■ **Data to process**
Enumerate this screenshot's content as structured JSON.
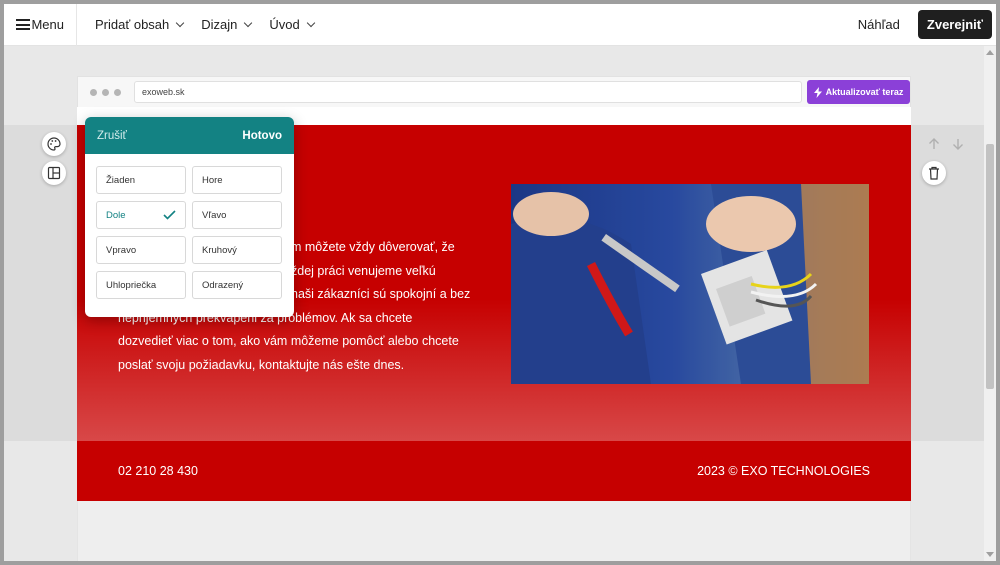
{
  "topbar": {
    "menu_label": "Menu",
    "nav": [
      "Pridať obsah",
      "Dizajn",
      "Úvod"
    ],
    "preview_label": "Náhľad",
    "publish_label": "Zverejniť"
  },
  "browser": {
    "url": "exoweb.sk",
    "update_label": "Aktualizovať teraz",
    "accent": "#8b40d8"
  },
  "popup": {
    "cancel_label": "Zrušiť",
    "done_label": "Hotovo",
    "header_color": "#138283",
    "options": [
      "Žiaden",
      "Hore",
      "Dole",
      "Vľavo",
      "Vpravo",
      "Kruhový",
      "Uhlopriečka",
      "Odrazený"
    ],
    "selected": "Dole"
  },
  "hero": {
    "lines": [
      "ám môžete vždy dôverovať, že",
      "ždej práci venujeme veľkú",
      "naši zákazníci sú spokojní a bez",
      "neprijemnych prekvapeni za problémov. Ak sa chcete",
      "dozvedieť viac o tom, ako vám môžeme pomôcť alebo chcete",
      "poslať svoju požiadavku, kontaktujte nás ešte dnes."
    ],
    "brand_color": "#c60000"
  },
  "footer": {
    "phone": "02 210 28 430",
    "copyright": "2023 © EXO TECHNOLOGIES"
  }
}
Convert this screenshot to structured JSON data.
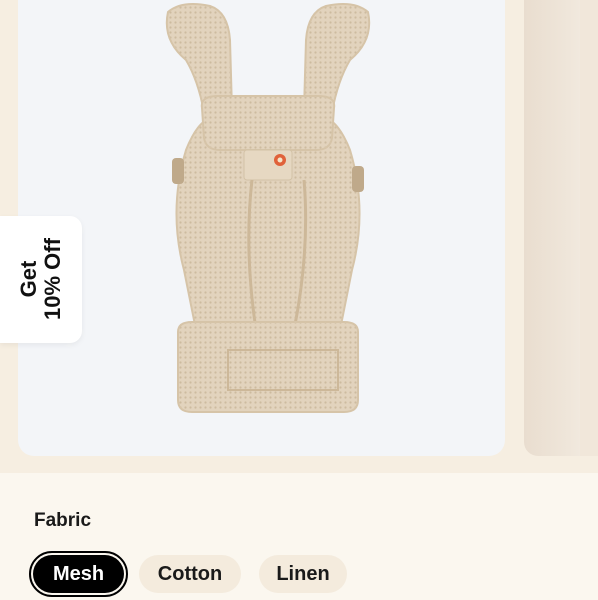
{
  "promo": {
    "line1": "Get",
    "line2": "10% Off"
  },
  "product": {
    "image_alt": "baby carrier product image"
  },
  "fabric": {
    "label": "Fabric",
    "options": [
      {
        "label": "Mesh",
        "selected": true
      },
      {
        "label": "Cotton",
        "selected": false
      },
      {
        "label": "Linen",
        "selected": false
      }
    ]
  },
  "colors": {
    "selected_chip": "#000000",
    "chip_bg": "#f4ebdd",
    "card_bg": "#f3f5f8"
  }
}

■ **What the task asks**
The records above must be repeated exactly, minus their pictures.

■ **Response area**
Enumerate this screenshot's content as structured JSON.
{
  "topbar": {
    "menu_label": "Menu",
    "nav": [
      "Pridať obsah",
      "Dizajn",
      "Úvod"
    ],
    "preview_label": "Náhľad",
    "publish_label": "Zverejniť"
  },
  "browser": {
    "url": "exoweb.sk",
    "update_label": "Aktualizovať teraz",
    "accent": "#8b40d8"
  },
  "popup": {
    "cancel_label": "Zrušiť",
    "done_label": "Hotovo",
    "header_color": "#138283",
    "options": [
      "Žiaden",
      "Hore",
      "Dole",
      "Vľavo",
      "Vpravo",
      "Kruhový",
      "Uhlopriečka",
      "Odrazený"
    ],
    "selected": "Dole"
  },
  "hero": {
    "lines": [
      "ám môžete vždy dôverovať, že",
      "ždej práci venujeme veľkú",
      "naši zákazníci sú spokojní a bez",
      "neprijemnych prekvapeni za problémov. Ak sa chcete",
      "dozvedieť viac o tom, ako vám môžeme pomôcť alebo chcete",
      "poslať svoju požiadavku, kontaktujte nás ešte dnes."
    ],
    "brand_color": "#c60000"
  },
  "footer": {
    "phone": "02 210 28 430",
    "copyright": "2023 © EXO TECHNOLOGIES"
  }
}
Convert this screenshot to structured JSON data.
{
  "promo": {
    "line1": "Get",
    "line2": "10% Off"
  },
  "product": {
    "image_alt": "baby carrier product image"
  },
  "fabric": {
    "label": "Fabric",
    "options": [
      {
        "label": "Mesh",
        "selected": true
      },
      {
        "label": "Cotton",
        "selected": false
      },
      {
        "label": "Linen",
        "selected": false
      }
    ]
  },
  "colors": {
    "selected_chip": "#000000",
    "chip_bg": "#f4ebdd",
    "card_bg": "#f3f5f8"
  }
}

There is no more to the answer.